→ Exercise description: Scan the entries below and extract each line with the word "Learning" in it.
╭─ Input for this task
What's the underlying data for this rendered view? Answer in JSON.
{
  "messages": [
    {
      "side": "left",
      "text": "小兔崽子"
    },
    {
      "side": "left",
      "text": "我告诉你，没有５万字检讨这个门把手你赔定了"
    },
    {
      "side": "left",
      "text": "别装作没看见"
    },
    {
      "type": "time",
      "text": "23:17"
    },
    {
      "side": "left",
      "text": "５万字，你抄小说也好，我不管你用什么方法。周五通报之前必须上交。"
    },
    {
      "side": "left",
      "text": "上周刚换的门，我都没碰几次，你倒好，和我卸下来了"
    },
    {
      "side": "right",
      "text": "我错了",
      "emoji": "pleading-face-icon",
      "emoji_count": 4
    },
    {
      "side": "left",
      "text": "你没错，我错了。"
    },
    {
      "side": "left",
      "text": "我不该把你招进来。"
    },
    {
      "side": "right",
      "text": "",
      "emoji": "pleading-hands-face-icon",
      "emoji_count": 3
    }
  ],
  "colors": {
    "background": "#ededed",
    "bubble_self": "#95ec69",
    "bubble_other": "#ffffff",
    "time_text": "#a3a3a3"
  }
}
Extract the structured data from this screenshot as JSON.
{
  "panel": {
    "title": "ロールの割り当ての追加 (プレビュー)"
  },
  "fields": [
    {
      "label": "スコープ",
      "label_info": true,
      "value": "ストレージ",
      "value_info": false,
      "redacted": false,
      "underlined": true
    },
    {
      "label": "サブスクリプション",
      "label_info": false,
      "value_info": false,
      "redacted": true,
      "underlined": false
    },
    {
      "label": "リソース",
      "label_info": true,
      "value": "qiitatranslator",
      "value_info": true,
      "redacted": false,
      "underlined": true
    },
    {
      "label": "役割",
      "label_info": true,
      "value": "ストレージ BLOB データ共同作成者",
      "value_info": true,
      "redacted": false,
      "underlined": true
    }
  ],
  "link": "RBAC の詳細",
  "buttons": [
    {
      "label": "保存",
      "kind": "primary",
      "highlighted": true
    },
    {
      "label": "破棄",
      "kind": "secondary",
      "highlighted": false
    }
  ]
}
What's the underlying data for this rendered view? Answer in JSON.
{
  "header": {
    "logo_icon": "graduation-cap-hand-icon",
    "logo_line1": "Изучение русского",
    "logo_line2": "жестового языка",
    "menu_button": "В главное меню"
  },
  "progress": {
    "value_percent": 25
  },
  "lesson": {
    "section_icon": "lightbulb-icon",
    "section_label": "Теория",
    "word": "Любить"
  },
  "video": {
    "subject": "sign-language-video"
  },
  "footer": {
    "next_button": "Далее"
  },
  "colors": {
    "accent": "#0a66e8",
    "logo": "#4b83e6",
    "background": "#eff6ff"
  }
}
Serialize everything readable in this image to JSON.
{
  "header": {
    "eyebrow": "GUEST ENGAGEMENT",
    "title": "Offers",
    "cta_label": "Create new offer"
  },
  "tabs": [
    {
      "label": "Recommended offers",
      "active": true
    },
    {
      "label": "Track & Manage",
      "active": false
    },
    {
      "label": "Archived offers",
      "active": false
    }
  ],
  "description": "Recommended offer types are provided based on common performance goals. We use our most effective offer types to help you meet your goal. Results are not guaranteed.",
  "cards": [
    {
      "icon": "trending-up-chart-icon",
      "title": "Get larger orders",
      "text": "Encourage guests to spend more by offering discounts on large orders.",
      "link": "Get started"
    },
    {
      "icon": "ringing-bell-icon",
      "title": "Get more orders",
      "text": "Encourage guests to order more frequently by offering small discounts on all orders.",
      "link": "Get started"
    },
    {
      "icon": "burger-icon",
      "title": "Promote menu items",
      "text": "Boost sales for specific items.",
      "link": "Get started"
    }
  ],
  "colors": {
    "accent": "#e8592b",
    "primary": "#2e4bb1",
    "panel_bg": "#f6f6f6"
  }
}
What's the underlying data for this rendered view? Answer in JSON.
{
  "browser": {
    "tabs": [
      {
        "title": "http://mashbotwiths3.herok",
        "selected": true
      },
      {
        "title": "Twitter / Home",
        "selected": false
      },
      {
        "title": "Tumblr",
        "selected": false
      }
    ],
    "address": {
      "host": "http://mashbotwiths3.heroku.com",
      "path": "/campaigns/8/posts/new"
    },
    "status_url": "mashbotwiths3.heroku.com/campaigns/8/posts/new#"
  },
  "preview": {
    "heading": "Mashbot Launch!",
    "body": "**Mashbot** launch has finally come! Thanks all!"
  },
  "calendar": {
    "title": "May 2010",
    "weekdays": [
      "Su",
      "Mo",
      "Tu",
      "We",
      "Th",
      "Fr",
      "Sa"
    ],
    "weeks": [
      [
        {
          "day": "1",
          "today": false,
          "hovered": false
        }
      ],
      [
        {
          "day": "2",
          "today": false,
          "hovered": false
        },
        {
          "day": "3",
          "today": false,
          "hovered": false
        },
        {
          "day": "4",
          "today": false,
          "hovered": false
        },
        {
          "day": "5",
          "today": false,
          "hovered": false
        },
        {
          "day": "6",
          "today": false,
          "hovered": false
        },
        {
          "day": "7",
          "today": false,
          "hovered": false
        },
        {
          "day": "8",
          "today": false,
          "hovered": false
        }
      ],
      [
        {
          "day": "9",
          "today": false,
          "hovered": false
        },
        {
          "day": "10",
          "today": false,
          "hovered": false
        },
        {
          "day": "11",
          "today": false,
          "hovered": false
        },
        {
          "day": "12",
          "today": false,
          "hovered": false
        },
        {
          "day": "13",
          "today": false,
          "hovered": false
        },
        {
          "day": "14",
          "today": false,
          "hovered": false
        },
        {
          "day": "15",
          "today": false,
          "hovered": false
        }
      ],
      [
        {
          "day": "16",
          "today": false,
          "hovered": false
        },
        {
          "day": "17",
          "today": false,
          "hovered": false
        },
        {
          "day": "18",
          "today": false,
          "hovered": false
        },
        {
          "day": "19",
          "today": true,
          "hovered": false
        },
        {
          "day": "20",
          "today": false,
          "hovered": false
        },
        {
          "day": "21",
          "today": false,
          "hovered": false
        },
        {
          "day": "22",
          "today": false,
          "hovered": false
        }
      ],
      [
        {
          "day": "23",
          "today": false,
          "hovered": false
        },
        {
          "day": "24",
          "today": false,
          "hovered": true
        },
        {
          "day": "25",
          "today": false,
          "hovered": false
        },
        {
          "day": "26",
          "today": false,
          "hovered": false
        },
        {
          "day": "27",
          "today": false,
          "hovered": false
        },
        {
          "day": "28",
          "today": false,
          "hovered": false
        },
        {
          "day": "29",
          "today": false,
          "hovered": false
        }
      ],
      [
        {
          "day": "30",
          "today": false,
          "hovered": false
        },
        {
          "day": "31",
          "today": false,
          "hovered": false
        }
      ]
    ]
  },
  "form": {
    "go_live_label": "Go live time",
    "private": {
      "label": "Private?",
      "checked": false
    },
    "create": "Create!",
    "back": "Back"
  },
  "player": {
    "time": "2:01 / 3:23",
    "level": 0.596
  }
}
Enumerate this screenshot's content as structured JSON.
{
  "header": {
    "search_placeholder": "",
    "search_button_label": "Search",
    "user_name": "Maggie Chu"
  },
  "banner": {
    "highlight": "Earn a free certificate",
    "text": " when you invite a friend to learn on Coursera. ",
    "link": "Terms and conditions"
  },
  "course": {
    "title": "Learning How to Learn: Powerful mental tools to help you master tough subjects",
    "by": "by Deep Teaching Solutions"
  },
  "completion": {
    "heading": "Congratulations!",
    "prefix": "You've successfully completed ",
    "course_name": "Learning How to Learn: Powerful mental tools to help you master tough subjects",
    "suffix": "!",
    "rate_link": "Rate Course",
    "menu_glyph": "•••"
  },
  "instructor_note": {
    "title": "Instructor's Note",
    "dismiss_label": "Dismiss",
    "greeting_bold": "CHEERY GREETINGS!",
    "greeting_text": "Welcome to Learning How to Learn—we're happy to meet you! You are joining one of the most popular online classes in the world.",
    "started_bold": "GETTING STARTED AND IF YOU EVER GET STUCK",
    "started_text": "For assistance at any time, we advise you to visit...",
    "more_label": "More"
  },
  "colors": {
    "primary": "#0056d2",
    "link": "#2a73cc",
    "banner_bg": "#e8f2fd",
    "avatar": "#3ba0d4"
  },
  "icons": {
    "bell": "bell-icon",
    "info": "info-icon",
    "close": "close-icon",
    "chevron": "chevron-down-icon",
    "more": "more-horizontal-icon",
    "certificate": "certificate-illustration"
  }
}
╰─
→ Exercise answer:
    "title": "Learning How to Learn: Powerful mental tools to help you master tough subjects",
    "course_name": "Learning How to Learn: Powerful mental tools to help you master tough subjects",
    "greeting_text": "Welcome to Learning How to Learn—we're happy to meet you! You are joining one of the most popular online classes in the world.",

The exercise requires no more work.